Easy Co. finally enters Germany, to surprisingly little resistance, and has a chance to relax for the first time in a long time. A patrol in a nearby forest discovers an abandoned Nazi concentration camp, still filled with emaciated prisoners. The local citizenry, unbelievably disavowing knowledge of its existence, is made to clean it up, as the news arrives that Hitler is dead.
This is my third favorite episode. I love the emotions, the revelations, the sentiment that these soldiers were really fighting for a just cause, and the level of humanity it brings to the men.
The book however, reserves only a paragraph or two to the discovery of the camp. What I found most interesting though, and something I knew pretty well already, is the fact that most of the soldiers, and the American people, thought the Concentration Camps to be blown up rumors and propaganda. One of the reasons behind that, I believe, is the general incapability to believe one could inflict such pain against a fellow human being.

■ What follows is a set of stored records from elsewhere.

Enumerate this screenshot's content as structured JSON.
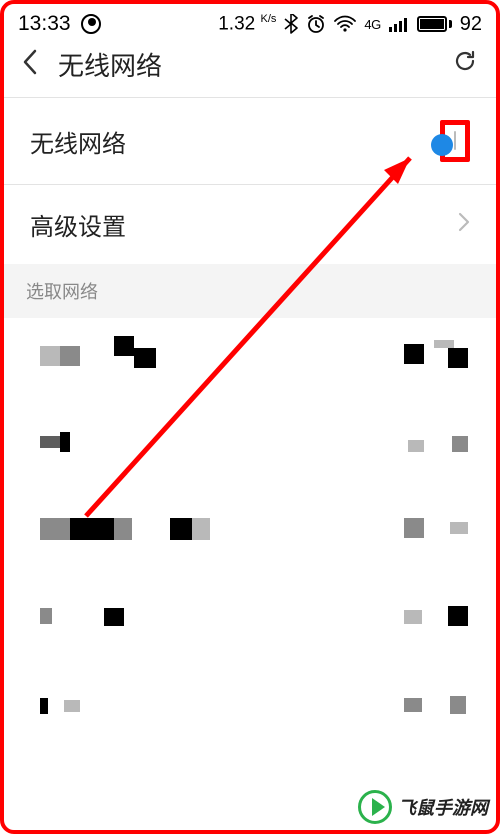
{
  "status": {
    "time": "13:33",
    "speed_value": "1.32",
    "speed_unit": "K/s",
    "network_label": "4G",
    "battery_pct": "92"
  },
  "header": {
    "title": "无线网络"
  },
  "rows": {
    "wifi_label": "无线网络",
    "advanced_label": "高级设置"
  },
  "section": {
    "choose_network": "选取网络"
  },
  "watermark": {
    "text": "飞鼠手游网"
  }
}
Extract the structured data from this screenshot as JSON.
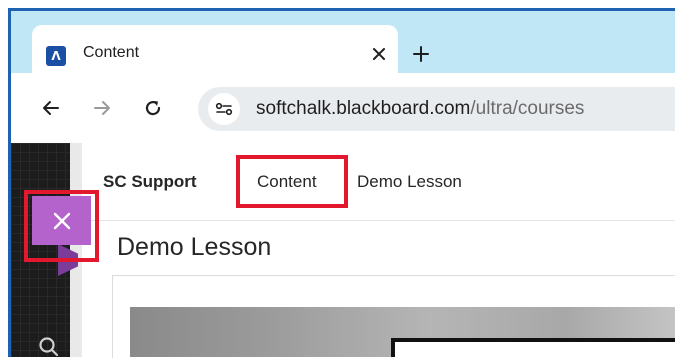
{
  "browser": {
    "tab": {
      "title": "Content",
      "favicon": "blackboard-logo-icon",
      "favicon_letter": "Λ"
    },
    "new_tab_icon": "plus-icon",
    "address_bar": {
      "host": "softchalk.blackboard.com",
      "path": "/ultra/courses",
      "site_info_icon": "site-settings-icon"
    },
    "nav_icons": [
      "back-arrow-icon",
      "forward-arrow-icon",
      "reload-icon"
    ]
  },
  "page": {
    "breadcrumbs": [
      "SC Support",
      "Content",
      "Demo Lesson"
    ],
    "heading": "Demo Lesson",
    "close_icon": "close-icon"
  },
  "colors": {
    "highlight": "#e3172d",
    "close_button": "#b463cc",
    "tabstrip": "#bfe7f5",
    "window_border": "#1f62b2"
  }
}
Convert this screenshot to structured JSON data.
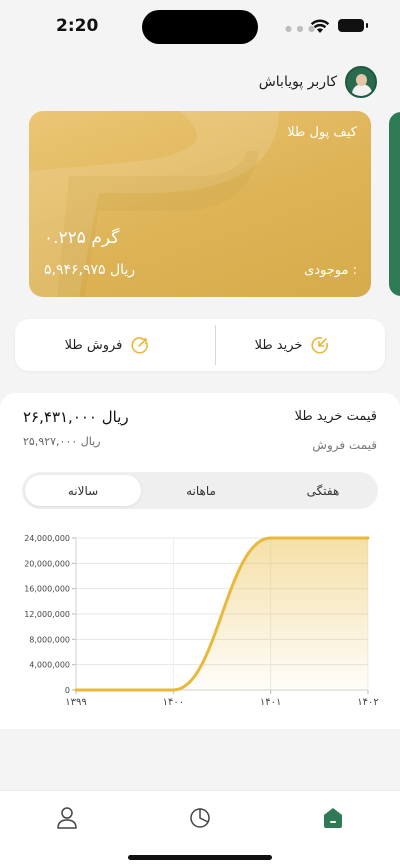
{
  "status_bar": {
    "time": "2:20"
  },
  "user": {
    "name": "کاربر پویاباش"
  },
  "wallet_card": {
    "title": "کیف پول طلا",
    "grams": "۰.۲۲۵ گرم",
    "balance_label": "موجودی :",
    "balance": "۵,۹۴۶,۹۷۵ ریال"
  },
  "actions": {
    "buy_label": "خرید طلا",
    "sell_label": "فروش طلا"
  },
  "price": {
    "buy_label": "قیمت خرید طلا",
    "buy_value": "۲۶,۴۳۱,۰۰۰ ریال",
    "sell_label": "قیمت فروش",
    "sell_value": "۲۵,۹۲۷,۰۰۰ ریال"
  },
  "tabs": [
    {
      "label": "هفتگی"
    },
    {
      "label": "ماهانه"
    },
    {
      "label": "سالانه",
      "active": true
    }
  ],
  "colors": {
    "gold": "#e8b93c",
    "card_gold": "#ddb356",
    "brand_green": "#2e7a55"
  },
  "icons": {
    "buy": "arrow-down-left-circle-icon",
    "sell": "arrow-up-right-circle-icon",
    "nav_profile": "person-icon",
    "nav_portfolio": "pie-chart-icon",
    "nav_home": "home-icon"
  },
  "chart_data": {
    "type": "area",
    "title": "",
    "xlabel": "",
    "ylabel": "",
    "ylim": [
      0,
      24000000
    ],
    "yticks": [
      0,
      4000000,
      8000000,
      12000000,
      16000000,
      20000000,
      24000000
    ],
    "ytick_labels": [
      "0",
      "4,000,000",
      "8,000,000",
      "12,000,000",
      "16,000,000",
      "20,000,000",
      "24,000,000"
    ],
    "x_labels": [
      "۱۳۹۹",
      "۱۴۰۰",
      "۱۴۰۱",
      "۱۴۰۲"
    ],
    "grid": true,
    "series": [
      {
        "x": [
          "۱۳۹۹",
          "۱۴۰۰",
          "۱۴۰۱",
          "۱۴۰۲"
        ],
        "values": [
          0,
          0,
          24000000,
          24000000
        ]
      }
    ]
  }
}
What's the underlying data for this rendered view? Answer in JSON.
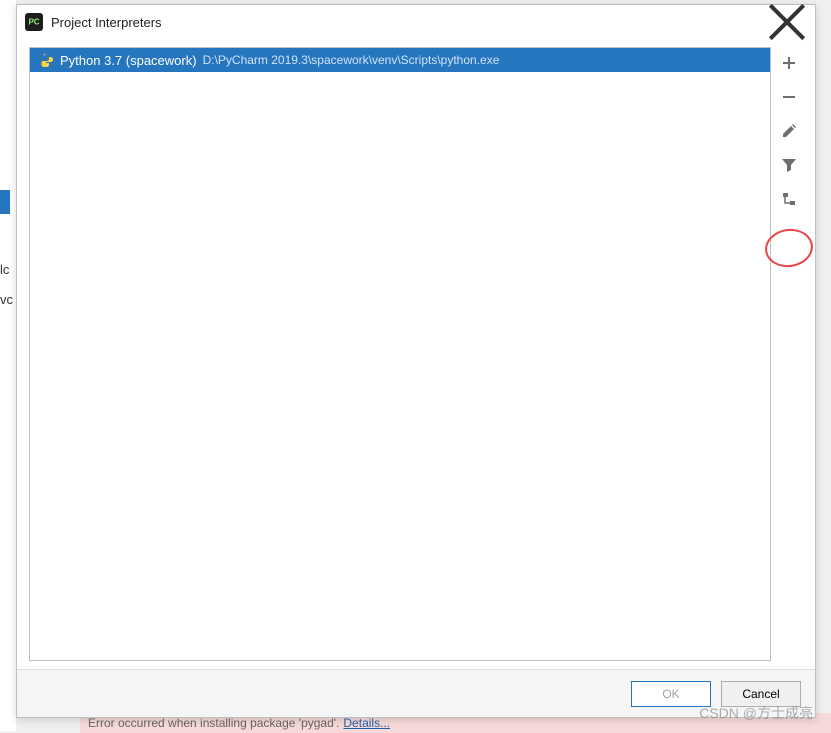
{
  "dialog": {
    "title": "Project Interpreters"
  },
  "interpreter": {
    "name": "Python 3.7 (spacework)",
    "path": "D:\\PyCharm 2019.3\\spacework\\venv\\Scripts\\python.exe"
  },
  "toolbar": {
    "add": "+",
    "remove": "−"
  },
  "buttons": {
    "ok": "OK",
    "cancel": "Cancel"
  },
  "error": {
    "message": "Error occurred when installing package 'pygad'.",
    "link": "Details..."
  },
  "background": {
    "snip1": "lc",
    "snip2": "vc"
  },
  "watermark": "CSDN @方士成亮"
}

The focus of the chapters was on the relationship between the German citizens and the American soldiers. Ambrose sums up: “They would be coming as conquerors who had been told to distrust all Germans,” and they would learn the difference between the Germans and the Nazis. (247) In general, the opinion of the various countries and their people as told by American GI were this: They all hated the Arabs, the Italians were never to be trusted but had redeeming qualities, the French were ungrateful and lazy, the British brave yet dull, and the Dutch wonderful in every way. The Germans however, turned out to be people they like best, and who they most closely identified with, with their modern comforts like indoor plumbing, their hard working nature, and their middle-class ways. (248)
The liberation of D. P. (Displaced Persons) camps definitely stirred up dislike of the Germans though. And on top of the discovery of the Concentration camp,exposing the lengths the Nazis went to to achieve their plans, as well as the German civilians blind eye to the atrocities, incited complicated emotions of the country’s people. Though I have to add, what were those German civilians supposed to do, not that it was right, but would I have been able to stand up to Nazi soldiers?
The closing of chapter 16, and my closing of this post, is Winters memory of the Concentration Camp: “The memory of starved, dazed men, who dropped their eyes and heads when we looked at them through the chain-link fence, in the same manner that a beaten, mistreated dog would cringe, leaves feelings that cannot be described and will never be forgotten. The impact of seeing those people behind that fence left me saying, only to myself, ‘Now I know why I am here!’.”